Prosecutors called former U.S. Secretary of Defense James Mattis as a witness against Theranos Inc. founder Elizabeth Holmes to try to show he was deceived in multiple ways — as a military man, a member of the company’s board and as an investor.
The retired four-star general testified Wednesday that he admired Holmes and came to believe in her promise that the Silicon Valley startup would revolutionize blood testing, only to be disappointed later when the shortcomings of Theranos technology were revealed and the company ultimately collapsed.
“There became a point when I didn’t know what to believe about Theranos anymore,” he said.
He said his early enthusiasm led him both to join the company board, which was studded with other luminaries, and to put $85,000 of his own money into Theranos because he wanted some “skin in the game.”
He was asked by a prosecutor if the loss of his investment was “significant.” All told, Holmes is accused of bilking more than $700 million from investors in Theranos, which was once valued at $9 billion before media exposes and regulatory probes reduced the company to virtual rubble.
“For someone who’d been in government service for 40 years, yes,” Mattis said.
Asked how he made the choice to invest, Mattis said Holmes was the “sole source” of his information.
Mattis, who headed the armed forces under former President Donald Trump, is among several high-profile witnesses expected to be called by the government for Holmes’s trial. Former Secretary of State Henry Kissinger, who was also on Theranos’s board, and may testify as well.
Mattis started out by telling jurors that Holmes came across as “sharp, articulate, committed” when he first met her about a decade ago, before he joined the board.
Holmes is charged with lying to investors and patients about the capabilities of Theranos machines and the company’s financial health and faces as long as 20 years in prison if convicted.
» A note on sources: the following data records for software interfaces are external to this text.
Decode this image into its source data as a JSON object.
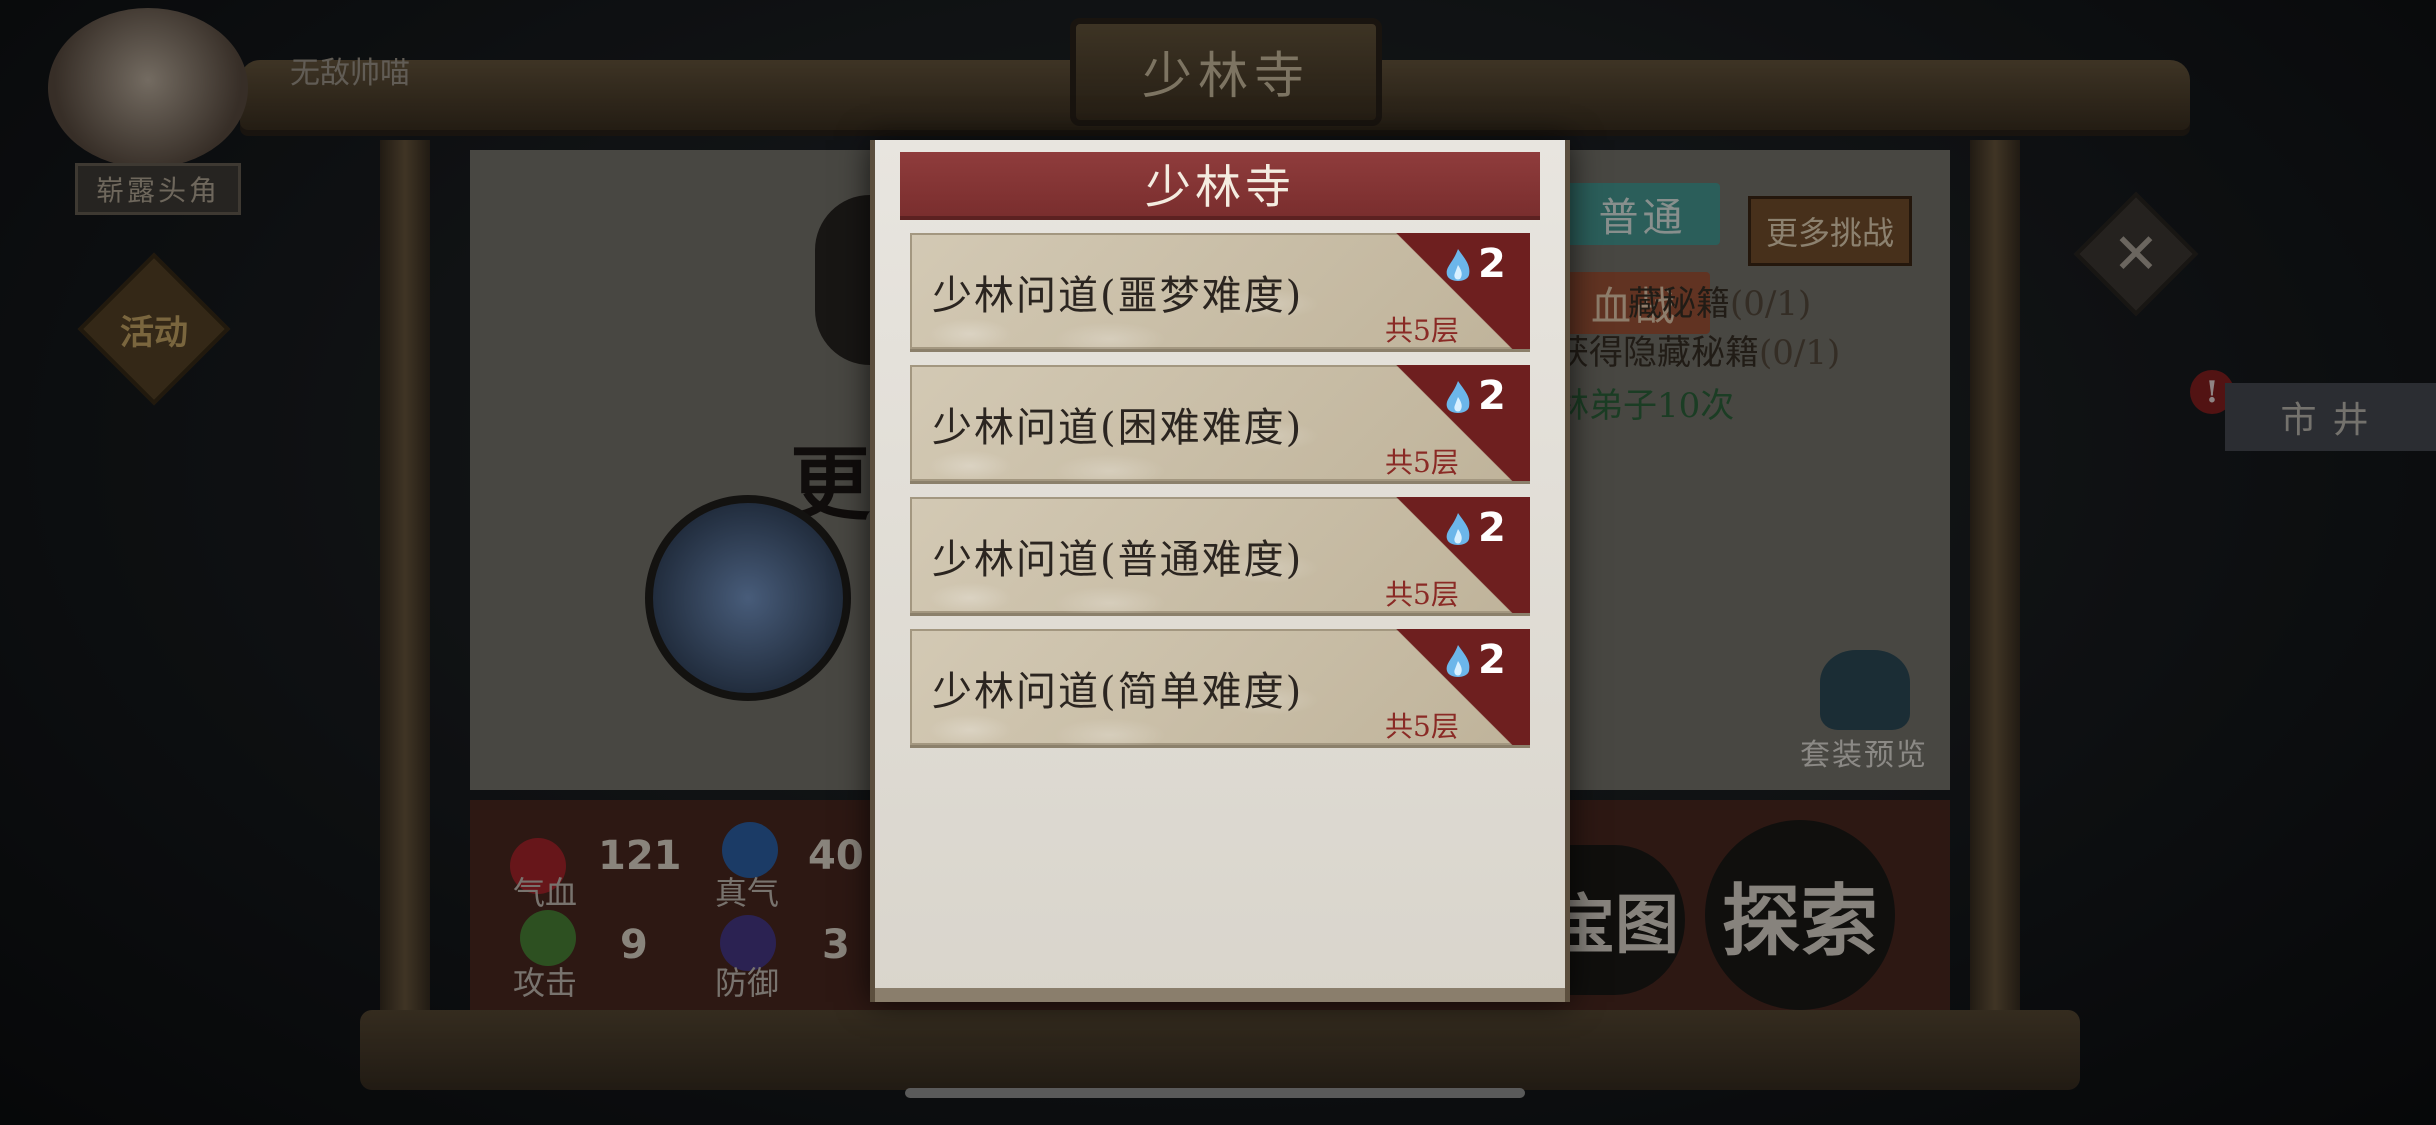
{
  "header": {
    "banner_title": "少林寺",
    "player_name": "无敌帅喵",
    "player_title": "崭露头角",
    "event_tag": "活动"
  },
  "modal": {
    "title": "少林寺",
    "levels": [
      {
        "name": "少林问道(噩梦难度)",
        "floors": "共5层",
        "cost": "2",
        "cost_icon": "blue-flame-icon"
      },
      {
        "name": "少林问道(困难难度)",
        "floors": "共5层",
        "cost": "2",
        "cost_icon": "blue-flame-icon"
      },
      {
        "name": "少林问道(普通难度)",
        "floors": "共5层",
        "cost": "2",
        "cost_icon": "blue-flame-icon"
      },
      {
        "name": "少林问道(简单难度)",
        "floors": "共5层",
        "cost": "2",
        "cost_icon": "blue-flame-icon"
      }
    ]
  },
  "right_panel": {
    "tab_normal": "普通",
    "tab_blood": "血战",
    "more_challenge": "更多挑战",
    "task_1": "藏秘籍",
    "task_1_progress": "(0/1)",
    "task_2": "获得隐藏秘籍",
    "task_2_progress": "(0/1)",
    "task_3": "林弟子10次",
    "set_preview": "套装预览",
    "market": "市井",
    "market_alert": "!",
    "close_glyph": "✕"
  },
  "stats": {
    "hp_label": "气血",
    "hp_value": "121",
    "qi_label": "真气",
    "qi_value": "40",
    "atk_label": "攻击",
    "atk_value": "9",
    "def_label": "防御",
    "def_value": "3"
  },
  "actions": {
    "explore": "探索",
    "treasure": "宝图",
    "update": "更"
  },
  "colors": {
    "modal_header": "#7a2e2e",
    "card_corner": "#6e1f1f",
    "floors_text": "#8a2a25",
    "normal_tab": "#4aa39b",
    "blood_tab": "#a7583c"
  }
}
She has pleaded not guilty.
Mattis recalled that he had his first contact with Holmes while in San Francisco in 2011 or 2012. “I was backstage for a speech I was going to give” when Holmes pricked his finger for a blood test, he said. “I believe that’s when I first saw the machine, a box-like device,” Mattis testified.
The general said Theranos’s goal of revolutionizing blood-testing with compact equipment had appeal for military applications.
“I’d been rather taken with the idea of just one drop of blood in a remote” area to test for a broad array of problems, Mattis said. It could be most helpful in triage “if it could do what she said she could do.”
Prosecutors told the jury at the start of the trial that Holmes made “grandiose claims” starting in 2009 about how Theranos machines would be on helicopters in various locations around the world and that the company would soon achieve revenue of hundreds of millions of dollars.
Mattis said he was never aware of Theranos analyzers being used for soldiers or in the military, not while he was in the service, or on the Theranos board.
“I’m not aware of it,” he said repeatedly when questioned by a prosecutor.